Indeed, statistics has played an instrumental role in the development of healthcare and in improving the practices used by governments to ensure the safety of their nations. Nowadays, health statistics are used to comprehend community risk factors, track and monitor diseases, observe the effects of changing policies, and evaluate the efficacy and security of medical care (Tansey, 2019).
Statistics help find proof or information that can back up a claim to form a health-related policy. The best way to deliver healthcare and advance population health depends on evidence-informed policy-making, which is an approach to policymaking that ensures that policymakers are well-informed by the best research available (Tansey, 2019). Thus, currently, statistics is central to making any policy-related decisions, with the recent example being vaccination policies and lockdowns that governments imposed to ensure the safety of the citizens during COVID-19.

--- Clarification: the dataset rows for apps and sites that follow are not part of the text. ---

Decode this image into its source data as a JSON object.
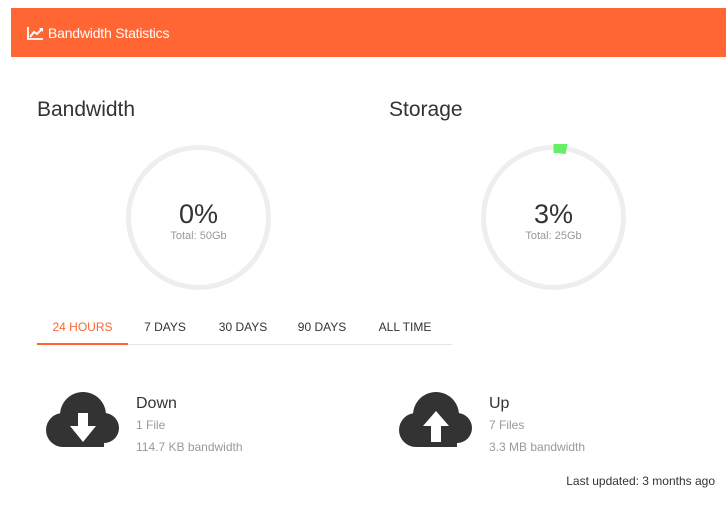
{
  "header": {
    "title": "Bandwidth Statistics",
    "icon": "line-chart-icon",
    "color": "#ff6633"
  },
  "bandwidth": {
    "title": "Bandwidth",
    "percent_label": "0%",
    "percent": 0,
    "total_label": "Total: 50Gb"
  },
  "storage": {
    "title": "Storage",
    "percent_label": "3%",
    "percent": 3,
    "total_label": "Total: 25Gb",
    "accent_color": "#66ee66"
  },
  "tabs": [
    {
      "label": "24 HOURS",
      "active": true
    },
    {
      "label": "7 DAYS",
      "active": false
    },
    {
      "label": "30 DAYS",
      "active": false
    },
    {
      "label": "90 DAYS",
      "active": false
    },
    {
      "label": "ALL TIME",
      "active": false
    }
  ],
  "down": {
    "icon": "cloud-download-icon",
    "label": "Down",
    "files": "1 File",
    "bandwidth": "114.7 KB bandwidth"
  },
  "up": {
    "icon": "cloud-upload-icon",
    "label": "Up",
    "files": "7 Files",
    "bandwidth": "3.3 MB bandwidth"
  },
  "last_updated": "Last updated: 3 months ago"
}
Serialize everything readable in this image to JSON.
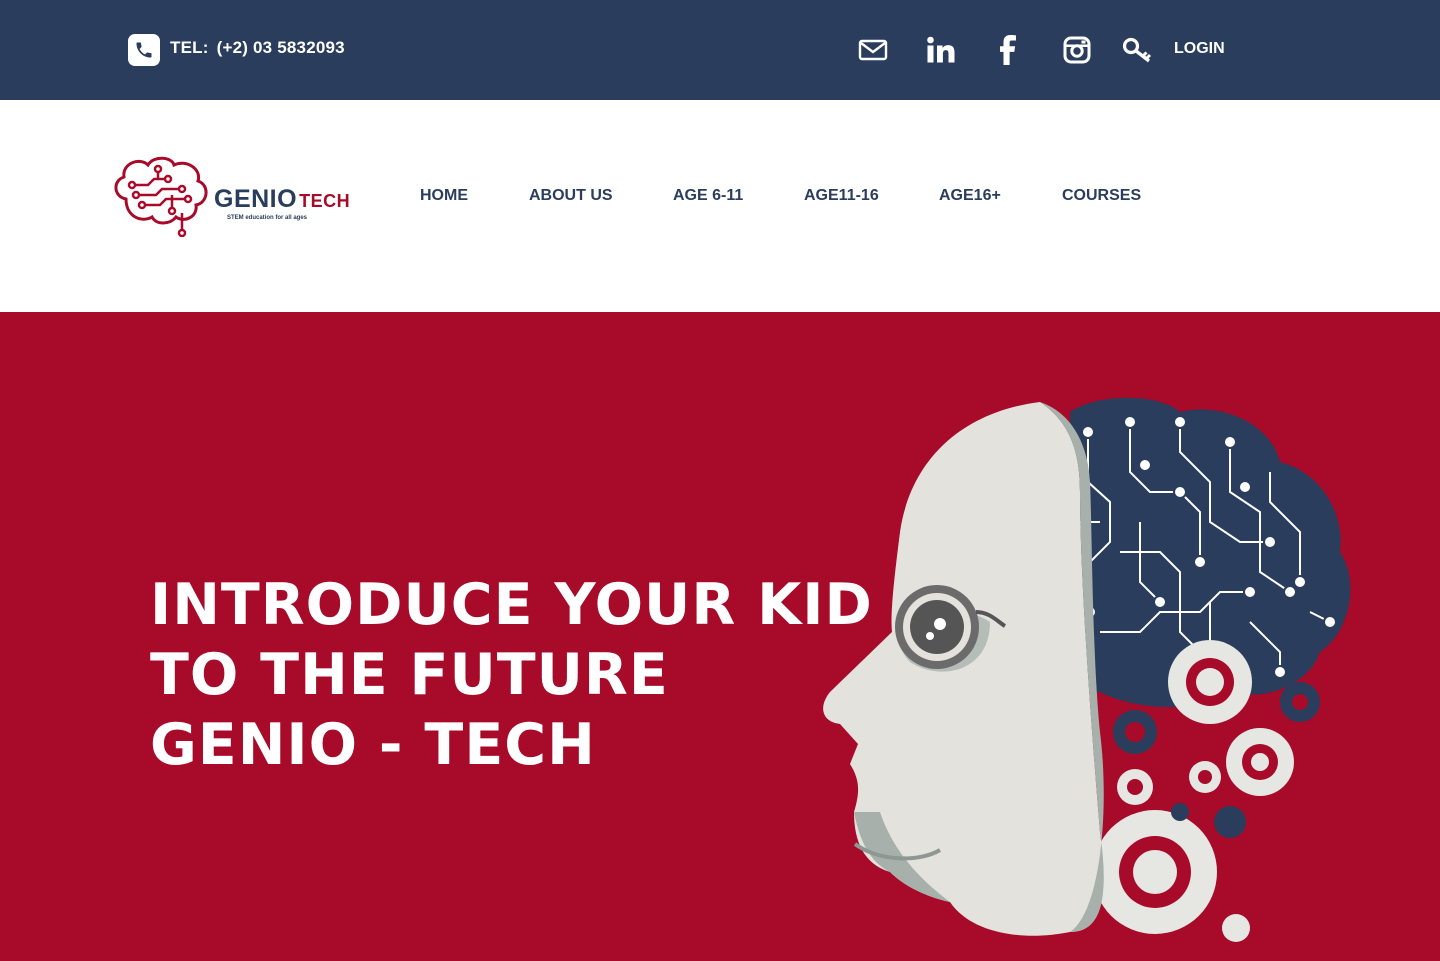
{
  "topbar": {
    "tel_label": "TEL:",
    "tel_number": "(+2) 03 5832093",
    "login_label": "LOGIN",
    "icons": [
      "phone-icon",
      "mail-icon",
      "linkedin-icon",
      "facebook-icon",
      "instagram-icon",
      "key-icon"
    ]
  },
  "logo": {
    "name_main": "GENIO",
    "name_accent": "TECH",
    "tagline": "STEM education for all ages"
  },
  "nav": {
    "items": [
      {
        "label": "HOME"
      },
      {
        "label": "ABOUT US"
      },
      {
        "label": "AGE 6-11"
      },
      {
        "label": "AGE11-16"
      },
      {
        "label": "AGE16+"
      },
      {
        "label": "COURSES"
      }
    ]
  },
  "hero": {
    "line1": "INTRODUCE YOUR KID",
    "line2": "TO THE FUTURE",
    "line3": "GENIO - TECH"
  },
  "colors": {
    "topbar": "#2a3d5c",
    "brand_red": "#a80a29",
    "navy": "#2a3d5c",
    "white": "#ffffff"
  }
}
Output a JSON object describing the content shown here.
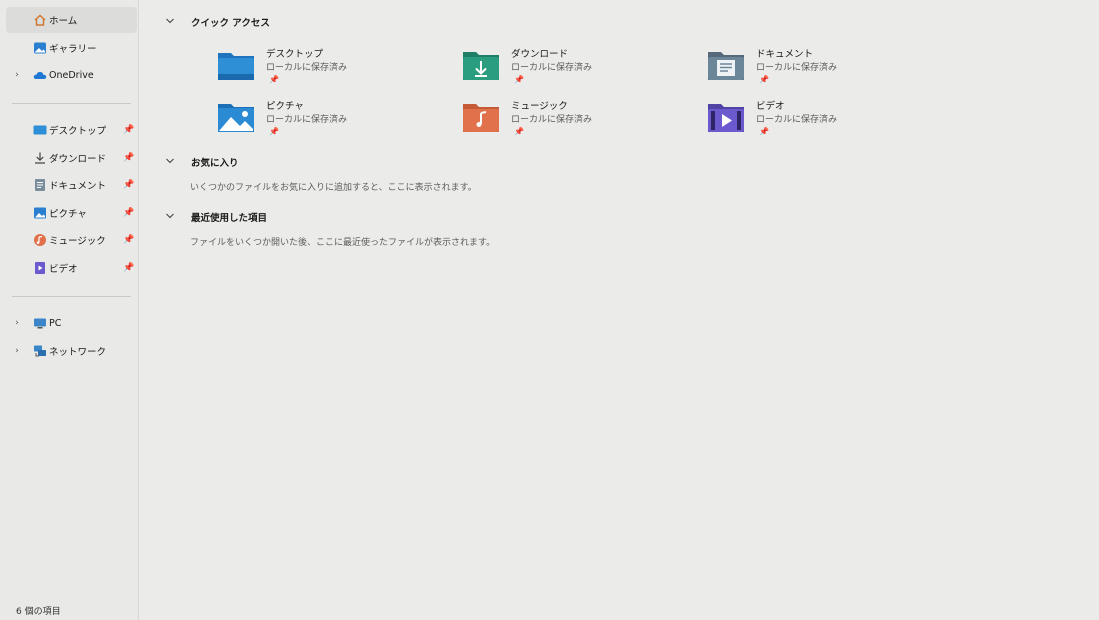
{
  "sidebar": {
    "home": "ホーム",
    "gallery": "ギャラリー",
    "onedrive": "OneDrive",
    "pinned": [
      {
        "label": "デスクトップ",
        "icon": "desktop-icon"
      },
      {
        "label": "ダウンロード",
        "icon": "download-icon"
      },
      {
        "label": "ドキュメント",
        "icon": "document-icon"
      },
      {
        "label": "ピクチャ",
        "icon": "pictures-icon"
      },
      {
        "label": "ミュージック",
        "icon": "music-icon"
      },
      {
        "label": "ビデオ",
        "icon": "video-icon"
      }
    ],
    "pc": "PC",
    "network": "ネットワーク"
  },
  "quick_access": {
    "title": "クイック アクセス",
    "items": [
      {
        "name": "デスクトップ",
        "sub": "ローカルに保存済み"
      },
      {
        "name": "ダウンロード",
        "sub": "ローカルに保存済み"
      },
      {
        "name": "ドキュメント",
        "sub": "ローカルに保存済み"
      },
      {
        "name": "ピクチャ",
        "sub": "ローカルに保存済み"
      },
      {
        "name": "ミュージック",
        "sub": "ローカルに保存済み"
      },
      {
        "name": "ビデオ",
        "sub": "ローカルに保存済み"
      }
    ]
  },
  "favorites": {
    "title": "お気に入り",
    "desc": "いくつかのファイルをお気に入りに追加すると、ここに表示されます。"
  },
  "recent": {
    "title": "最近使用した項目",
    "desc": "ファイルをいくつか開いた後、ここに最近使ったファイルが表示されます。"
  },
  "status": {
    "count": "6 個の項目"
  },
  "colors": {
    "desktop_folder": "#2f8fd6",
    "download_folder": "#2a9d7f",
    "document_folder": "#6b8599",
    "pictures_folder": "#2a8ad4",
    "music_folder": "#e0714a",
    "video_folder": "#6a5acd"
  }
}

Dr. Blue and his approach to healthcare statistics helped combat not only influenza but also plague. According to Tansey (2019), Dr. Blue oversaw a cautiously assertive public health effort for several years in San Fransisco. By 1904, San Francisco had completely eradicated the plague, but when it returned following the 1906 earthquake (Tansey, 2019). However, not in the area, Blue had targeted—the same strategies ultimately succeeded. After nine years of suffering, the city made strides thanks to the knowledge that its plague outbreaks were unique from those in Asia and other parts of the world. Plague frequently struck one case at a time in San Francisco, never appearing to affect more than a few patients.
Due to Dr. Blue’s achievements, he soon became the surgeon general of the United States and used his approach to medicine to help combat other healthcare issues. Dr. Blue’s approach was based on gathering concrete evidence and employing them to overcome infectious diseases.
Tansey, T. (2019). Plague in San Francisco: Rats, racism and reform. Nature, 568(7753), 454-456.